- Opening Delimiter -
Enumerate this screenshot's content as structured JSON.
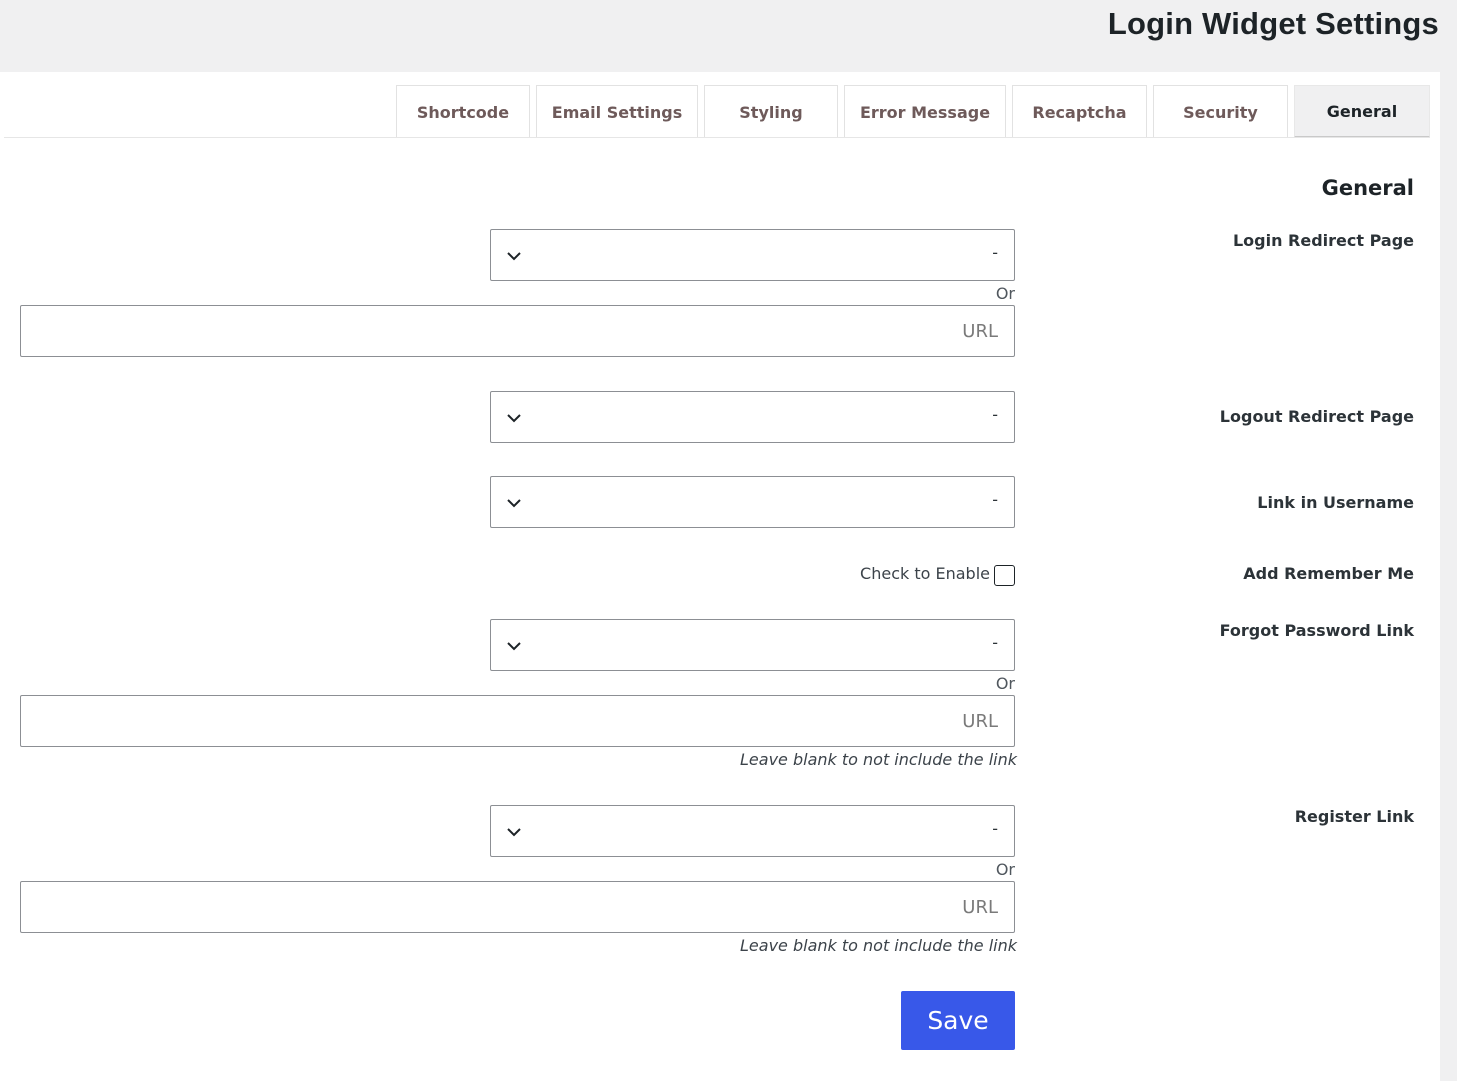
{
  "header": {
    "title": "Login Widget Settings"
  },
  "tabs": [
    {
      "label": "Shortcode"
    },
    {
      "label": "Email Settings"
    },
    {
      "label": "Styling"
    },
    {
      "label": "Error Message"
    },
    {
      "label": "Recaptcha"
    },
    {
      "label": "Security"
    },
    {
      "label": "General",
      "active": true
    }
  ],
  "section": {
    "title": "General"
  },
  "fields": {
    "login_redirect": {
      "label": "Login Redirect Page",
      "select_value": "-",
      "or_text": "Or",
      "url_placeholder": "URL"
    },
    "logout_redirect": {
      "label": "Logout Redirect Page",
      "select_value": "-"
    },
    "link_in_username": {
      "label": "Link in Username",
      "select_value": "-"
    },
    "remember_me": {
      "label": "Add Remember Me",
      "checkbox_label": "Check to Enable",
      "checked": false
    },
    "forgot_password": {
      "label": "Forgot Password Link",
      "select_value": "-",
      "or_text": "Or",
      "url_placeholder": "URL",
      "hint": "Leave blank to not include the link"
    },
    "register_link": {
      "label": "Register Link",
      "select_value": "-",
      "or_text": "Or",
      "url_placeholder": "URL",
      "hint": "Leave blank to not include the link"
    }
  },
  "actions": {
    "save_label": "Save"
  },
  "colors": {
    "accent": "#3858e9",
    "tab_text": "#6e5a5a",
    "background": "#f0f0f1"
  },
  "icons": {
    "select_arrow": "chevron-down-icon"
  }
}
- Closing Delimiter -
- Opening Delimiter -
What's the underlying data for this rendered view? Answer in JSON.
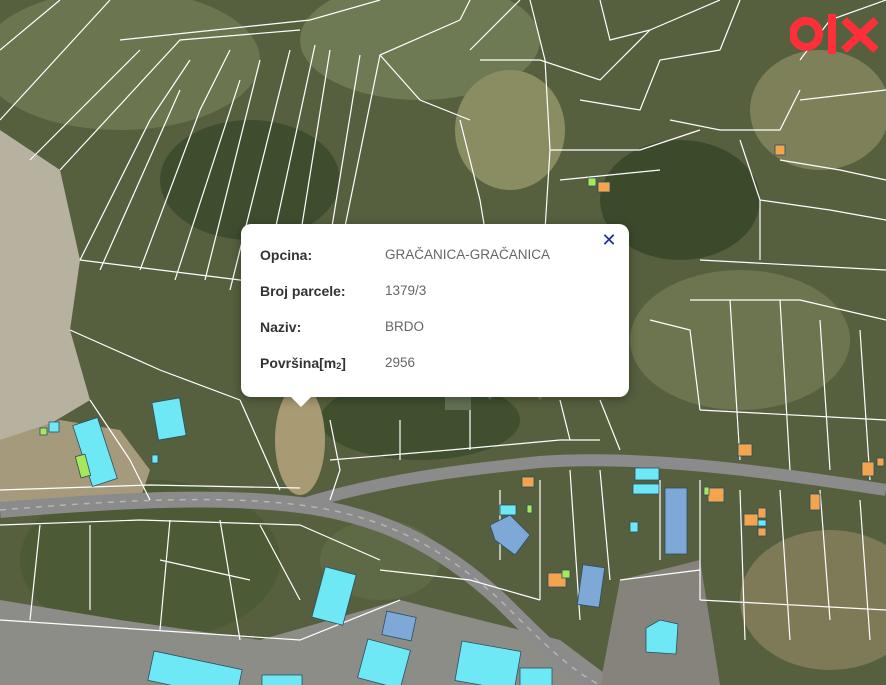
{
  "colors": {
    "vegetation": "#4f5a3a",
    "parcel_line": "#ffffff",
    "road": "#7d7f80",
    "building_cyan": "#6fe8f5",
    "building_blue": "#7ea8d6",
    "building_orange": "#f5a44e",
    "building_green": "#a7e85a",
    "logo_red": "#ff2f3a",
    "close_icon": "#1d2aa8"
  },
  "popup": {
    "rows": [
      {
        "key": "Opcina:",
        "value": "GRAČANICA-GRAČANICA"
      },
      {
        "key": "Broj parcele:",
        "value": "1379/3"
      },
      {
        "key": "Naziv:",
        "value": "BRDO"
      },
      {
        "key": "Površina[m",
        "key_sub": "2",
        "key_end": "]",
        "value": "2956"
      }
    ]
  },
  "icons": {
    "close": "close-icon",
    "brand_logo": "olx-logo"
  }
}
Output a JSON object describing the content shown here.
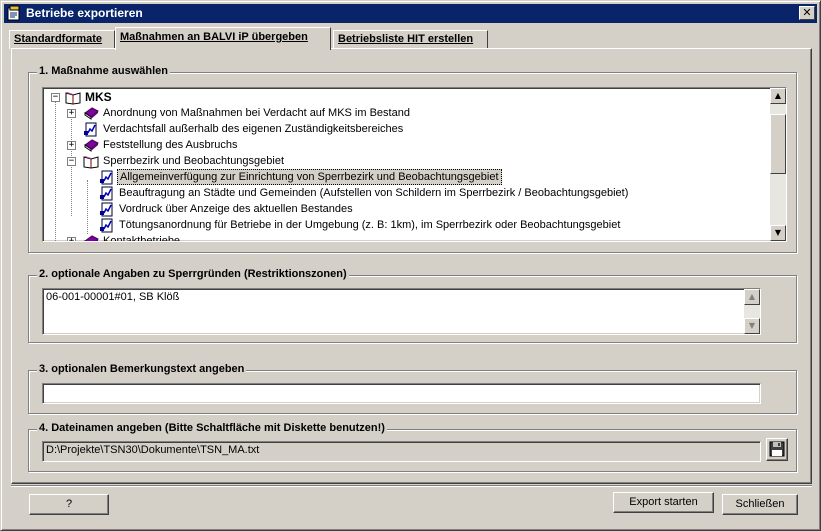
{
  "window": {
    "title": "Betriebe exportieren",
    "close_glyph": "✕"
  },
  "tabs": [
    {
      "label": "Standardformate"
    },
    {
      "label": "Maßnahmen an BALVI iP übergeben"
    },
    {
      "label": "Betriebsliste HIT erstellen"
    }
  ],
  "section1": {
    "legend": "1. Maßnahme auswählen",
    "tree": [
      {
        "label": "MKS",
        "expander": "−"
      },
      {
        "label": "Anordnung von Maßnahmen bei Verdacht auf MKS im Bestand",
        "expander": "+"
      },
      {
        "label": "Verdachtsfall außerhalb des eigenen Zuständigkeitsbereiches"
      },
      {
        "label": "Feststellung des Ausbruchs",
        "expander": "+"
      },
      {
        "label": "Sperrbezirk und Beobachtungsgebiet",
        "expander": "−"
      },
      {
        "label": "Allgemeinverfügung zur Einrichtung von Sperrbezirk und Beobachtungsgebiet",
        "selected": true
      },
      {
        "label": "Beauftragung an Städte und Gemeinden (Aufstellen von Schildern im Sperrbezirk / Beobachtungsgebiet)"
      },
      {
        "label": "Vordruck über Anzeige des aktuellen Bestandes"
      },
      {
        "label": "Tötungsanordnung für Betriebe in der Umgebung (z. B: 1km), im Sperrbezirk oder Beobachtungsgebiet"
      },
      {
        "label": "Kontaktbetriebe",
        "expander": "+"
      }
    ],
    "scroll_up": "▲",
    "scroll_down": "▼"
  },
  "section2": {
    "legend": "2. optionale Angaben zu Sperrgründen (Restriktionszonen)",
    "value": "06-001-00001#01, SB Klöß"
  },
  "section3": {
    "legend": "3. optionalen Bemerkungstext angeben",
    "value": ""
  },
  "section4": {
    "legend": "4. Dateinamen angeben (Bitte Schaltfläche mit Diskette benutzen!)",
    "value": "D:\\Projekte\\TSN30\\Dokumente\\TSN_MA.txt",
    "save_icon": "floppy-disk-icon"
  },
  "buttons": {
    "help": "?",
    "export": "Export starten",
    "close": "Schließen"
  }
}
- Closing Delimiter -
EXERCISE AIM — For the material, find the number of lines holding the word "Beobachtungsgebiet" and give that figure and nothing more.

RESULT — 4